"max(0, min(-2,0))"to be wrongly optimized (the return value was wrong).
What's new in v2.83
What's new in v2.82
What's new in v2.81
Eval()function thread-safe with a precompiler constant.
acos(0)" to misbehave.
What's new in v2.8
<=" and "
fpconfig.hhor it can be completely disabled there).
eval()" function (definable in
fpconfig.hh). Now "
eval()" should never cause an infinite recursion. (Note however, that it may still be relevant to disable it completely because it is possible to write functions which take enormous amounts of time to evaluate even when the maximum recursion level is not reached.)
What's new in v2.71
What's new in v2.7
^) to make it closer in functionality to the power "operator" in mathematics (ie. superscript):
"2^3^4"is now evaluated as if it had been written as
"2^(3^4)"(and not as
"(2^3)^4"like in previous versions).
"-2^3"will be evaluated as if written as
"-(2^3)", ie. the result is
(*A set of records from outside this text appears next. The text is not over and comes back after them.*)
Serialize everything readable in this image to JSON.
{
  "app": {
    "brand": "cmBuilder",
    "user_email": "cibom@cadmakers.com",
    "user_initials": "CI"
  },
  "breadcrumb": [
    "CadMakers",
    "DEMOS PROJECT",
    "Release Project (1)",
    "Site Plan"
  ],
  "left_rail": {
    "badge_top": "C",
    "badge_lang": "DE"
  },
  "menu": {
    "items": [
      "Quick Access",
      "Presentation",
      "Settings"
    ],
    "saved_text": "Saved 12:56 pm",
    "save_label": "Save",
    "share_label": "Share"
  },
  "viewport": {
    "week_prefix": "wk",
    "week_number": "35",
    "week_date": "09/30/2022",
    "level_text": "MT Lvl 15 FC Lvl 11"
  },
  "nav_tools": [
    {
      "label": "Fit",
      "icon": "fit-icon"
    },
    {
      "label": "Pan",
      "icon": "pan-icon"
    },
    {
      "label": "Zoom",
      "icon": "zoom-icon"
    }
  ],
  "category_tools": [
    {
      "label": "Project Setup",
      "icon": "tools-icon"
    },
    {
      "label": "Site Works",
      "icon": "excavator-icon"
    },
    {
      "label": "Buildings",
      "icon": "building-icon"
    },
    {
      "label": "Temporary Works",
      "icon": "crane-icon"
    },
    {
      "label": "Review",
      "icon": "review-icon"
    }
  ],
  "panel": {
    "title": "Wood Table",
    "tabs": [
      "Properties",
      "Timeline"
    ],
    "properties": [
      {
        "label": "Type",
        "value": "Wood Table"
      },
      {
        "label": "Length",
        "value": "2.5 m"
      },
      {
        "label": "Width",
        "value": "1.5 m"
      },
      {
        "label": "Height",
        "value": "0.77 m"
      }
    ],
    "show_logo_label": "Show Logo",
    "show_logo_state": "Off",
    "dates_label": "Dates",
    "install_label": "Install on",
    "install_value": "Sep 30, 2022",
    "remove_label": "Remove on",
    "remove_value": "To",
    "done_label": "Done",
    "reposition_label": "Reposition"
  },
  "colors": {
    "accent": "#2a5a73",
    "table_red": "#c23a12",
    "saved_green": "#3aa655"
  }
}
"8"like in previous versions). The unary minus in the exponent is still evaluated first because of the right-left precedence change above (that is,
"-2^-3"is evaluated as
What's new in v2.63
What's new in v2.62
What's new in v2.61
What's new in v2.6
GetParseErrorType(). This method can be used to get the type of parsing error (which can be used eg. for customized error messages in another language).
,): Comma is not allowed anymore anywhere else than separating function parameters. In other words, comma is not an operator anymore (just a parameter separator).
What's new in v2.51:
What's new in v2.5:
AddConstant()method for adding constants to the parser.
AddFunction()methods for adding user-defined functions to the parser.
Optimize()method (please consider it still as experimental).
What's new in v2.4:
Optimize()method which tries to simplify the bytecode so that it will be evaluated faster. Please note that this is still experimental.
What's new in v2.3:
Parse()method can be even 40% faster than in the previous version. (Please be aware that the new parser has not been thoroughly tested; bugs are possible.)
What's new in v2.22:
What's new in v2.21:
What's new in v2.2:
&' and '
What's new in v2.1:
I implemented the parser from the scratch using a known parsing algorithm from classical compiler techniques, thus replacing my old ad hoc parser.
The parser should be much faster now, specially with long functions with lots of parentheses (specially when the expressions inside parentheses are very long).
I made a test with the function
a Sun Ultra 5 computer. The version 2.0 of the library parses it in
approximately 0.21 ms, while the new version 2.1 parses it in 0.115 ms.
(I performed the test by parsing the function 100000 times and then dividing
the total time by that.)
Needs lots of testing to make sure that it works!
What's new in v2.0:
Parse()takes the function as a
const std::string&(this is fully backwards compatible).
Parse()takes the variables as a
"xy"). The old way of taking variable number of parameters was just a too awful hack.
Eval()function taking a variable number of parameters has been removed. Although it was a bit easier to use, it was a hack and led to inefficient code (internally the parameters were put inside a dynamically allocated array anyways, and that's not the most efficient way of doing it; it's much more efficient that the user uses a statically allocated local array).
%) and a new function
acosh()) are gone. Needs more testing, though...
What's new in v1.3:
(Thanks to Roland Schmehl for these bug reports).
What's new in v1.21:
What's new in v1.2:
What's new in v1.1: